• [Problem to solve]:
Find the string "browser" in the records and copy each line where it occurs.
-*-
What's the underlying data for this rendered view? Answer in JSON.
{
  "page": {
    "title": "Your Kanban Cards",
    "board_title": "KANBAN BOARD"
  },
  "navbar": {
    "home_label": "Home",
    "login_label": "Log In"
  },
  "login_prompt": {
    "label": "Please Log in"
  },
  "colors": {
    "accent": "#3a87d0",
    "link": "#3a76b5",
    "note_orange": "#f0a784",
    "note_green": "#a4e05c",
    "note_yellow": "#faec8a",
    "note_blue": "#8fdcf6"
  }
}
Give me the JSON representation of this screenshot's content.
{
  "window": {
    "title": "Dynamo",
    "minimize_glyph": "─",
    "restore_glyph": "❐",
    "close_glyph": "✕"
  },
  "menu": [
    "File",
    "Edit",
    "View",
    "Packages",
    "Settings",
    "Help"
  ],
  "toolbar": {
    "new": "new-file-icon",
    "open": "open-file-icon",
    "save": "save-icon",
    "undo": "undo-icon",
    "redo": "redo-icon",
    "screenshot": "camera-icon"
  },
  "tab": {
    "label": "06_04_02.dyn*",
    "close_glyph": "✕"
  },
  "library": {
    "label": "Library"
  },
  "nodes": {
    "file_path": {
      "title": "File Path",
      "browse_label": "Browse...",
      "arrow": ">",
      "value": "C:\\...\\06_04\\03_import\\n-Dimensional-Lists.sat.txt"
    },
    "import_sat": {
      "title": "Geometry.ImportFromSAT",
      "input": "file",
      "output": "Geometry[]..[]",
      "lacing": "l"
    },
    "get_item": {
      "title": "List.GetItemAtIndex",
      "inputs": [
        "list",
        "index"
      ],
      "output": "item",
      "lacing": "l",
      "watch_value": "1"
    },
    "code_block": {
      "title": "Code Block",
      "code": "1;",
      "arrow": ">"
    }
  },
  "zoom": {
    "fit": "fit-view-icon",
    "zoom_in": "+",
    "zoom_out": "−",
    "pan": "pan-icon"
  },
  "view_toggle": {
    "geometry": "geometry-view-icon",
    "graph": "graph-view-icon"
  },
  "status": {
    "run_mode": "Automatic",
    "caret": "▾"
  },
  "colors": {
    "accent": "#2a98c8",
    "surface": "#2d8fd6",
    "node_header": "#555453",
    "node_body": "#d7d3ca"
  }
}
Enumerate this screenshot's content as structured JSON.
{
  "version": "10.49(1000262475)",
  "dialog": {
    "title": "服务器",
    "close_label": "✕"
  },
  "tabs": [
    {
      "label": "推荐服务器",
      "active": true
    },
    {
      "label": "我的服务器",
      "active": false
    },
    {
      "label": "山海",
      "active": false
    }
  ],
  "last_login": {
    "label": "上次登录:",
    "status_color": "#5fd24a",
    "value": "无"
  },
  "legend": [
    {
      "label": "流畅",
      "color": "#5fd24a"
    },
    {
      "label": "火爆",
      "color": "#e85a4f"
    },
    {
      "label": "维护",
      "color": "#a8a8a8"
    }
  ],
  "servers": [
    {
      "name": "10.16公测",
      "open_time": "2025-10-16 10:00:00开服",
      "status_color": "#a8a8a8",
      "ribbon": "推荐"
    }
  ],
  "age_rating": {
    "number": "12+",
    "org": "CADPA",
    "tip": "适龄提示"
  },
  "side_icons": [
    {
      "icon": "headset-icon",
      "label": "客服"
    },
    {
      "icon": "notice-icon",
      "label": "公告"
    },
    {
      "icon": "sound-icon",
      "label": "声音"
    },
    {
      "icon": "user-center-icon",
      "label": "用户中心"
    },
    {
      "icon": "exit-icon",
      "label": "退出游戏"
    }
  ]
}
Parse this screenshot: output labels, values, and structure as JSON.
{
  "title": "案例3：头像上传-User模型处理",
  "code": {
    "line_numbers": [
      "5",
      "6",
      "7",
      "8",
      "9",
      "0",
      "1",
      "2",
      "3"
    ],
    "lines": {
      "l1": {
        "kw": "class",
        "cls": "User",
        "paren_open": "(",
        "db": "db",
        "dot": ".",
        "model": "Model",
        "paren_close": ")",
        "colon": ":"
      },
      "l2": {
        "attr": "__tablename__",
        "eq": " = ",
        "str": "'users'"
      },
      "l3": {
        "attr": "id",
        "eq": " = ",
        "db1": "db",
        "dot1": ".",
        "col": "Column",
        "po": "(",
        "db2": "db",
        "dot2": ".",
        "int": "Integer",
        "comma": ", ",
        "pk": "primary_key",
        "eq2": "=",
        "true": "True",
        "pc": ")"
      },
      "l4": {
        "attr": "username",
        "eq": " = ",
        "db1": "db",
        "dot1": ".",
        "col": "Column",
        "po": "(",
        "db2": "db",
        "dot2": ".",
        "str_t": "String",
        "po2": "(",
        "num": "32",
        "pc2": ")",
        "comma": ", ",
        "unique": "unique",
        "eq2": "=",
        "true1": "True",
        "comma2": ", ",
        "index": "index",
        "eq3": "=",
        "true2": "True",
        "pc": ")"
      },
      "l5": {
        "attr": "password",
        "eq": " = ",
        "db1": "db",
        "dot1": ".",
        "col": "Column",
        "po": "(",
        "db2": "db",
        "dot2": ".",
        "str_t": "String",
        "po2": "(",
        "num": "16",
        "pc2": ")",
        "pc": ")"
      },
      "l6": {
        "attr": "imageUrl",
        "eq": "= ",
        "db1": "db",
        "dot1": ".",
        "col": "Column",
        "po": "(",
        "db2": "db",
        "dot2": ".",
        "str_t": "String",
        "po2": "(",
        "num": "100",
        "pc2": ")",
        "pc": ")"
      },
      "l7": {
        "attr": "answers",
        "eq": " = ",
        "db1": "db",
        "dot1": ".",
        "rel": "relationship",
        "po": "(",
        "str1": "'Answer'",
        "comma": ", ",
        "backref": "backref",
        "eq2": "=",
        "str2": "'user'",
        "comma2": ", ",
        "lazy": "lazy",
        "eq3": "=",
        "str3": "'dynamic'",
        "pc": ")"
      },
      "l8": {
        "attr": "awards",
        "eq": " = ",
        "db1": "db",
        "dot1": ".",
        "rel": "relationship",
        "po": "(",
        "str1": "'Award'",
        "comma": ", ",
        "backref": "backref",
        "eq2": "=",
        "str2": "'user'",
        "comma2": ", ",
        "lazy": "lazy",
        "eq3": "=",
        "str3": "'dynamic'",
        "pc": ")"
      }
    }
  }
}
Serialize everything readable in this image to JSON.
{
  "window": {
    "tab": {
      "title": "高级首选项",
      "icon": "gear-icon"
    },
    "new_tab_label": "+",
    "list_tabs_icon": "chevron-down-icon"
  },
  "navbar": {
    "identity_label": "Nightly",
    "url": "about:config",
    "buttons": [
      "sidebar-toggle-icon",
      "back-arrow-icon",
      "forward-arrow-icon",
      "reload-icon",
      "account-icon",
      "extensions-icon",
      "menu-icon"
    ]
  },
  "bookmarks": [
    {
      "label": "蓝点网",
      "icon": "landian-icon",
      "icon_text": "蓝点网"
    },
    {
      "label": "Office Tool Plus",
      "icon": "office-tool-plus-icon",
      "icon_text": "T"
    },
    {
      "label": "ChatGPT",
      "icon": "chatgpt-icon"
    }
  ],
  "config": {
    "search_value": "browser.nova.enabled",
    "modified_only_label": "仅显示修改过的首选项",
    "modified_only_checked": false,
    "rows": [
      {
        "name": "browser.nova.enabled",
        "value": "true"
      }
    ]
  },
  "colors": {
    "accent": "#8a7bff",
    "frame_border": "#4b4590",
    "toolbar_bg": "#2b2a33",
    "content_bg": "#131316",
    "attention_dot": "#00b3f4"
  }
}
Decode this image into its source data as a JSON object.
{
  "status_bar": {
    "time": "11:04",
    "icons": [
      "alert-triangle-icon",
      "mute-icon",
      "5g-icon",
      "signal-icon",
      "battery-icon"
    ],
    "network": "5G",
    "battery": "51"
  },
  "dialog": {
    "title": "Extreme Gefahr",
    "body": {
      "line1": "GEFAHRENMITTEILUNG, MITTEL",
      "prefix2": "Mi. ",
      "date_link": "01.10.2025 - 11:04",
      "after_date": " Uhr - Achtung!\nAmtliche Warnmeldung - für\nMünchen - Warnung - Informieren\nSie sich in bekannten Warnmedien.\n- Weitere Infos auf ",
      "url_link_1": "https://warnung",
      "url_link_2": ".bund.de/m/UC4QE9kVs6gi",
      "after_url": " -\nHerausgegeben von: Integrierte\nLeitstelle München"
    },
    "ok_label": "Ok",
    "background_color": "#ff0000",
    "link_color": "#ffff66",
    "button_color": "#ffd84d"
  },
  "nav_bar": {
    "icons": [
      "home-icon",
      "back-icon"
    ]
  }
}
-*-
• [Task response]:
    "search_value": "browser.nova.enabled",
        "name": "browser.nova.enabled",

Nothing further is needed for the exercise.